#### Exercise objective
In the listing below, look for "JSON" and copy every line that has it.

═════ Data to process

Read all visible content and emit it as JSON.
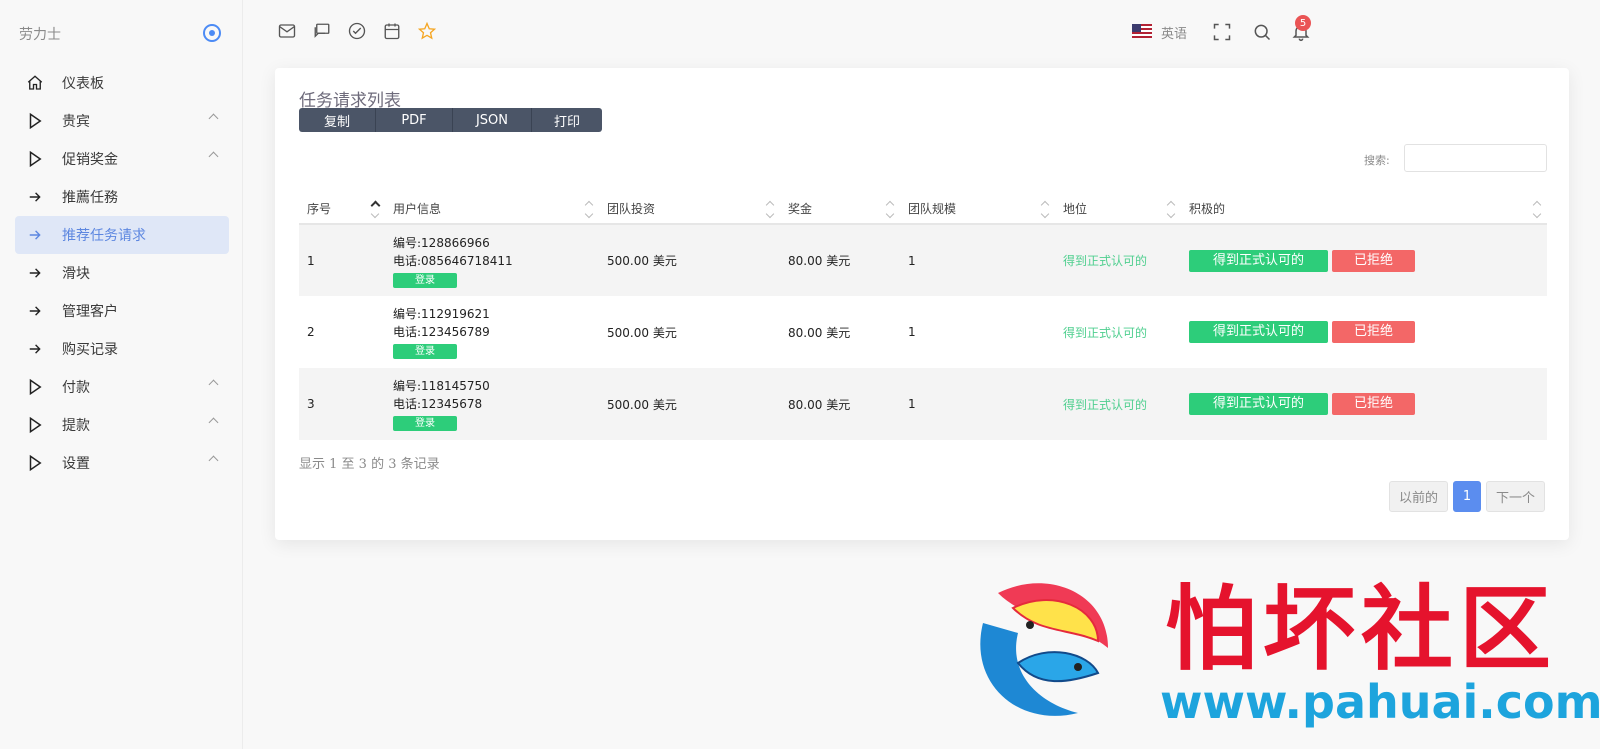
{
  "brand": {
    "name": "劳力士"
  },
  "sidebar": {
    "items": [
      {
        "label": "仪表板",
        "icon": "home-icon",
        "chevron": false,
        "active": false
      },
      {
        "label": "贵宾",
        "icon": "play-icon",
        "chevron": true,
        "active": false
      },
      {
        "label": "促销奖金",
        "icon": "play-icon",
        "chevron": true,
        "active": false
      },
      {
        "label": "推薦任務",
        "icon": "arrow-right-icon",
        "chevron": false,
        "active": false
      },
      {
        "label": "推荐任务请求",
        "icon": "arrow-right-icon",
        "chevron": false,
        "active": true
      },
      {
        "label": "滑块",
        "icon": "arrow-right-icon",
        "chevron": false,
        "active": false
      },
      {
        "label": "管理客户",
        "icon": "arrow-right-icon",
        "chevron": false,
        "active": false
      },
      {
        "label": "购买记录",
        "icon": "arrow-right-icon",
        "chevron": false,
        "active": false
      },
      {
        "label": "付款",
        "icon": "play-icon",
        "chevron": true,
        "active": false
      },
      {
        "label": "提款",
        "icon": "play-icon",
        "chevron": true,
        "active": false
      },
      {
        "label": "设置",
        "icon": "play-icon",
        "chevron": true,
        "active": false
      }
    ]
  },
  "topbar": {
    "language": "英语",
    "notification_count": "5"
  },
  "card": {
    "title": "任务请求列表",
    "export_buttons": [
      "复制",
      "PDF",
      "JSON",
      "打印"
    ],
    "search_label": "搜索:",
    "search_value": ""
  },
  "table": {
    "columns": [
      "序号",
      "用户信息",
      "团队投资",
      "奖金",
      "团队规模",
      "地位",
      "积极的"
    ],
    "rows": [
      {
        "index": "1",
        "id_label": "编号:",
        "id": "128866966",
        "phone_label": "电话:",
        "phone": "085646718411",
        "login": "登录",
        "investment": "500.00",
        "investment_unit": "美元",
        "bonus": "80.00",
        "bonus_unit": "美元",
        "team_size": "1",
        "status": "得到正式认可的",
        "approve": "得到正式认可的",
        "reject": "已拒绝"
      },
      {
        "index": "2",
        "id_label": "编号:",
        "id": "112919621",
        "phone_label": "电话:",
        "phone": "123456789",
        "login": "登录",
        "investment": "500.00",
        "investment_unit": "美元",
        "bonus": "80.00",
        "bonus_unit": "美元",
        "team_size": "1",
        "status": "得到正式认可的",
        "approve": "得到正式认可的",
        "reject": "已拒绝"
      },
      {
        "index": "3",
        "id_label": "编号:",
        "id": "118145750",
        "phone_label": "电话:",
        "phone": "12345678",
        "login": "登录",
        "investment": "500.00",
        "investment_unit": "美元",
        "bonus": "80.00",
        "bonus_unit": "美元",
        "team_size": "1",
        "status": "得到正式认可的",
        "approve": "得到正式认可的",
        "reject": "已拒绝"
      }
    ],
    "info": "显示 1 至 3 的 3 条记录"
  },
  "pagination": {
    "prev": "以前的",
    "current": "1",
    "next": "下一个"
  },
  "watermark": {
    "title": "怕坏社区",
    "url": "www.pahuai.com"
  },
  "colors": {
    "accent": "#5b8def",
    "success": "#2dcd7a",
    "danger": "#f36767",
    "dark": "#4b5567"
  }
}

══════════

#### Result of the exercise
Read all visible content and emit it as JSON.
      "JSON",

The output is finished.